In a banner year for data center expansion, several markets in the West are seeing heightened construction and leasing activity as demand for data storage and processing continues to climb. 

A combination of remote work, cheap power and government incentives is driving up demand in markets like Utah, Colorado and Arizona, which enjoy proximity to Silicon Valley and a number of other appealing traits for data center firms. Industry experts say it is still early innings for data centers, with Western cities capturing much of the growth among secondary markets.

Data centers could lose as much as $12M per day under a power outage.

“People want to be near their data, and when you see tech companies migrating, you’ll see data centers,” said Greg Vernon, senior vice president with CBRE’s Data Center Solutions group. 

Although Silicon Valley is still the largest data center market in the western U.S., and Northern Virginia is the largest overall, secondary markets like Salt Lake City are growing at a rapid clip. According to CBRE, the Salt Lake City metro area has 500K SF of data center space currently under construction, which will more than double its current volume of 482K SF. An additional 1.5M SF is planned. 

Attractive tax rates, notably, a sales tax abatement on data center equipment enacted this year, have helped to lure more data centers and tech firms to greater Salt Lake City, which also boasts robust fiber infrastructure and low energy rates.

Facebook is building a 1.5M SF data center in nearby Eagle Mountain, and Novva, a large colocation provider, plans to invest $1B in a 100-acre campus in West Jordan. Other significant deals and developments are likely coming down the pike, said Mark Bauer, managing director with JLL’s Data Center Solutions group. 

“The entire metro of Salt Lake City is very e-commerce-focused, with a lot of technology companies located there, and the labor base is strong,” Bauer noted.

The rise of remote work, and a steady influx of tech firms, has helped to drive up data center leasing activity in Denver. 

Palantir Technologies, Salesforce, Facebook and Slack are a few of the major tech firms with a sizable Denver footprint or plans to establish one. Palantir, a big data analytics firm founded in Palo Alto, announced in August that it will relocate its headquarters to Denver. The city’s reasonable cost of living and strong base of tech talent has made it a natural place for tech companies to expand, and for remote workers to take up residence in COVID-19. 
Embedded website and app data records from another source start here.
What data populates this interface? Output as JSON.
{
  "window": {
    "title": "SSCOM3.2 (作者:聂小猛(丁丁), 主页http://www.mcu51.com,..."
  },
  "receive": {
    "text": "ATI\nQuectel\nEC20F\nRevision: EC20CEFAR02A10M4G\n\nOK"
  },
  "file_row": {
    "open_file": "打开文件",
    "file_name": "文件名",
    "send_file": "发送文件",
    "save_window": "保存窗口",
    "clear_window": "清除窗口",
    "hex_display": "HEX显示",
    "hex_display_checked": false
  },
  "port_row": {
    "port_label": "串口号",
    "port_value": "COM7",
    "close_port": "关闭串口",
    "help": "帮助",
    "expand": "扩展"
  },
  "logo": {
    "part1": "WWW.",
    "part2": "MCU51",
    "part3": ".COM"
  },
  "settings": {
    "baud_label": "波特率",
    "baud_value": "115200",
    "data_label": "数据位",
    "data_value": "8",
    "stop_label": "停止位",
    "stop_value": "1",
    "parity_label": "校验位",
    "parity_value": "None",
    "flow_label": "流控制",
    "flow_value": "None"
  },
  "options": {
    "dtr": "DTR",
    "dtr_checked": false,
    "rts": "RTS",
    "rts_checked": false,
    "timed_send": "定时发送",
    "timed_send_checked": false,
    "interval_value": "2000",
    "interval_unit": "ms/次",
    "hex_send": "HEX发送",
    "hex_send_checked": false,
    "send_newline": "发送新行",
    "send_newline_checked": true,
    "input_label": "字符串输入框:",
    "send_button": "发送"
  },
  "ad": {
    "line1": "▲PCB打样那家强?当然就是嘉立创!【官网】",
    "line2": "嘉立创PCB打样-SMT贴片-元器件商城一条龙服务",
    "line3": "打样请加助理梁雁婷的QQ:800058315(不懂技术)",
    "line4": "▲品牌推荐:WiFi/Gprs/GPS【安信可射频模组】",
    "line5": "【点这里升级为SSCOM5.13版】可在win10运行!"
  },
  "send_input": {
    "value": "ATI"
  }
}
Those trends are reflected in high demand for data center space, Vernon said. Among secondary markets, Denver had the second-most data center leasing activity in the first half of 2020, according to CBRE. Favorable energy policies are expected to raise the region’s appeal even more: Xcel, Colorado’s largest utility firm, recently rolled out an economic development plan that slashes electricity rates for commercial and industrial customers.

Expect heightened activity in nearby Aurora, Vernon added. Colorado Springs, home to military and aerospace facilities, with robust infrastructure to match, appears primed for data center development as well. 

“There’s available land, so much development, and proximity to the airport and new hotels [in Aurora],” Vernon said. “If you can find good affordable land with good infrastructure 15 minutes from an airport, that’s a good deal.” 

Lured by competitive electricity rates, ample land and renewable energy, data-hungry cloud infrastructure firms are putting down roots in Phoenix, Bauer added. Oracle and Apple both maintain large data centers in the Phoenix metro area, with new Google and Microsoft facilities in the works.  

“If there’s one thing that Phoenix has a lot of, it’s sun and land,” Bauer said.

With two utilities covering Phoenix, APS and Salt River Project, energy is both reliable and affordable, raising the region’s appeal for large colocation providers like Aligned.

Phoenix is the second-fastest-growing data center market in the U.S. by year-over-year net absorption, with 18.5 megawatts absorbed in the first half of 2020, according to JLL. Another 24 MW are under construction in the market, which places Phoenix fifth in the U.S. in terms of new build activity.

“It’s fortunate to see data centers thriving in Phoenix, which is impressive given the year we’ve had. It shows great promise for the future of this sector in the market,” Bauer added.